*** Opening Source data ***
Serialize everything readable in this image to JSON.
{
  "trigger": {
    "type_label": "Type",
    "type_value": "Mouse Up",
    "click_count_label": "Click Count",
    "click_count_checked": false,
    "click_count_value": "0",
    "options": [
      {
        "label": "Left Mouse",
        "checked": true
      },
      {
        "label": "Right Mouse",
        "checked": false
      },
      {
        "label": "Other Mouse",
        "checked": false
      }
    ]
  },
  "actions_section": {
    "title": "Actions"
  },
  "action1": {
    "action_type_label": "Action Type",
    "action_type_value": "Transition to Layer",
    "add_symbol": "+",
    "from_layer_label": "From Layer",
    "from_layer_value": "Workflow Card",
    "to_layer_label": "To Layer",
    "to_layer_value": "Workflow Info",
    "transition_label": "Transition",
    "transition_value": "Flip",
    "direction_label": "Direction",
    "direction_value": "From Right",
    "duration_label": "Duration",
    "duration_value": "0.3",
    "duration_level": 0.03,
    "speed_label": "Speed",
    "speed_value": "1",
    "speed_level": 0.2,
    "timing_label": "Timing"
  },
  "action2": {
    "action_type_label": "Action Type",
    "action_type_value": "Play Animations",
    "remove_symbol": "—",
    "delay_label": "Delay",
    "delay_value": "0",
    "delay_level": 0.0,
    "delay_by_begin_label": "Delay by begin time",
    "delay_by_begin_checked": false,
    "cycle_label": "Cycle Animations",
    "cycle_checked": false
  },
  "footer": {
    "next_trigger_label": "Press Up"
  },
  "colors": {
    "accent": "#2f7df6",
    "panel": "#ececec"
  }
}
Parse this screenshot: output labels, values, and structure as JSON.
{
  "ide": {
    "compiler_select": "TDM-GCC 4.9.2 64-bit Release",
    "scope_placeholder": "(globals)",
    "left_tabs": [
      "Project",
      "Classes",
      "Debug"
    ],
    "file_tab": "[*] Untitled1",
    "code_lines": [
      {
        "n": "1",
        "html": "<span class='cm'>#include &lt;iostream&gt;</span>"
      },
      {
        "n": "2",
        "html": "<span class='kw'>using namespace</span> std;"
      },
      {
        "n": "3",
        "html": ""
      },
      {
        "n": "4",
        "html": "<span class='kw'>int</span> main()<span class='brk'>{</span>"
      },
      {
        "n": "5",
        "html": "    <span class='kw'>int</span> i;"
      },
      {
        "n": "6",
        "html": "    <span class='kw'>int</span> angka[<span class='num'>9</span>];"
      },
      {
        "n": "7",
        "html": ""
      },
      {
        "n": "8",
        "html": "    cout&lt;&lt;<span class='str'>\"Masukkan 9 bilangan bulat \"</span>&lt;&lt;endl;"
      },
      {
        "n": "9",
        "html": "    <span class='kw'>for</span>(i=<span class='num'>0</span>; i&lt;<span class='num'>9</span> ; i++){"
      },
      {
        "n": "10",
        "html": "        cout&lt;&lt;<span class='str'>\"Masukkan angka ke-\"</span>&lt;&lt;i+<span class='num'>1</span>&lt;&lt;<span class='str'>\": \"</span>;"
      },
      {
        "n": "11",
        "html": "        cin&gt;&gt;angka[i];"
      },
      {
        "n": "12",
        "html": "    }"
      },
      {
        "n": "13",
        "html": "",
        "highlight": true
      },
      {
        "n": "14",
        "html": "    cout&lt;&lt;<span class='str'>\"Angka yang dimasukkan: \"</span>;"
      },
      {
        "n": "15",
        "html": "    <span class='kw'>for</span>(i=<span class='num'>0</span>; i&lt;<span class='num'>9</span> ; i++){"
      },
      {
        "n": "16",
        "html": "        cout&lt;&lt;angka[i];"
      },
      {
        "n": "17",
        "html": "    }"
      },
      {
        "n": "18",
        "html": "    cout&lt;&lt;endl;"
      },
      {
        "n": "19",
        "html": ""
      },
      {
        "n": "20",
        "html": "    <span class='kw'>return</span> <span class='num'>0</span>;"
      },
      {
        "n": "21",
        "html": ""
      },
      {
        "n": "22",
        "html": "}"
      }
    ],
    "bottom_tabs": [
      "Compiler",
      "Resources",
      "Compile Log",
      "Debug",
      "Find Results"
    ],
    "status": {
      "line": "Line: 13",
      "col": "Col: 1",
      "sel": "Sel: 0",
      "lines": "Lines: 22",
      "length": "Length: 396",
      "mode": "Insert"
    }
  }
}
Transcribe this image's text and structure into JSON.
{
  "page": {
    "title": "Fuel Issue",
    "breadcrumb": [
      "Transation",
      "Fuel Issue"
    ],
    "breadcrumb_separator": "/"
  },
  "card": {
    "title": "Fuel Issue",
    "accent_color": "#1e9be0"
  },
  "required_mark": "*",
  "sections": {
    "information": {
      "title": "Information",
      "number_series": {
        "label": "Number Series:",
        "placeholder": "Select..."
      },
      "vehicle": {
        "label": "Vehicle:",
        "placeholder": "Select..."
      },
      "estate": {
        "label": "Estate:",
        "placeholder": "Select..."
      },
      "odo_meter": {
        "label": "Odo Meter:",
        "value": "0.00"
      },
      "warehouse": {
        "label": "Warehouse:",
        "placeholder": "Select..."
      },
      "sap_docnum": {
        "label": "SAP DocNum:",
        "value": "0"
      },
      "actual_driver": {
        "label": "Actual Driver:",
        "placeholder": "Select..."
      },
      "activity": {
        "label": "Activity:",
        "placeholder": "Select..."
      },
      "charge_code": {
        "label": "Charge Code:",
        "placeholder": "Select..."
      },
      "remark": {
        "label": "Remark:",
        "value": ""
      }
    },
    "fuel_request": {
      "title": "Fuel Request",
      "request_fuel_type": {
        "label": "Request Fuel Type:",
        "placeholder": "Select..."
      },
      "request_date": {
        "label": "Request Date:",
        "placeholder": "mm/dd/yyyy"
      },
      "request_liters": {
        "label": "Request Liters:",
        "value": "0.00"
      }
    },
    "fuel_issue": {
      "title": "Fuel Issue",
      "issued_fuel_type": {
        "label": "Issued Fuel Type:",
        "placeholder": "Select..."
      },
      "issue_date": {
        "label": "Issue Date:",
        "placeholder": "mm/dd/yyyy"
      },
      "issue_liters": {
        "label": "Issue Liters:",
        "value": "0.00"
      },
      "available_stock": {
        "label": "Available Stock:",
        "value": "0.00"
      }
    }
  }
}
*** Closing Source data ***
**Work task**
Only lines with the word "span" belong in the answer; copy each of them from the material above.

**Answer to this problem**
        "html": "<span class='cm'>#include &lt;iostream&gt;</span>"
        "html": "<span class='kw'>using namespace</span> std;"
        "html": "<span class='kw'>int</span> main()<span class='brk'>{</span>"
        "html": "    <span class='kw'>int</span> i;"
        "html": "    <span class='kw'>int</span> angka[<span class='num'>9</span>];"
        "html": "    cout&lt;&lt;<span class='str'>\"Masukkan 9 bilangan bulat \"</span>&lt;&lt;endl;"
        "html": "    <span class='kw'>for</span>(i=<span class='num'>0</span>; i&lt;<span class='num'>9</span> ; i++){"
        "html": "        cout&lt;&lt;<span class='str'>\"Masukkan angka ke-\"</span>&lt;&lt;i+<span class='num'>1</span>&lt;&lt;<span class='str'>\": \"</span>;"
        "html": "    cout&lt;&lt;<span class='str'>\"Angka yang dimasukkan: \"</span>;"
        "html": "    <span class='kw'>for</span>(i=<span class='num'>0</span>; i&lt;<span class='num'>9</span> ; i++){"
        "html": "    <span class='kw'>return</span> <span class='num'>0</span>;"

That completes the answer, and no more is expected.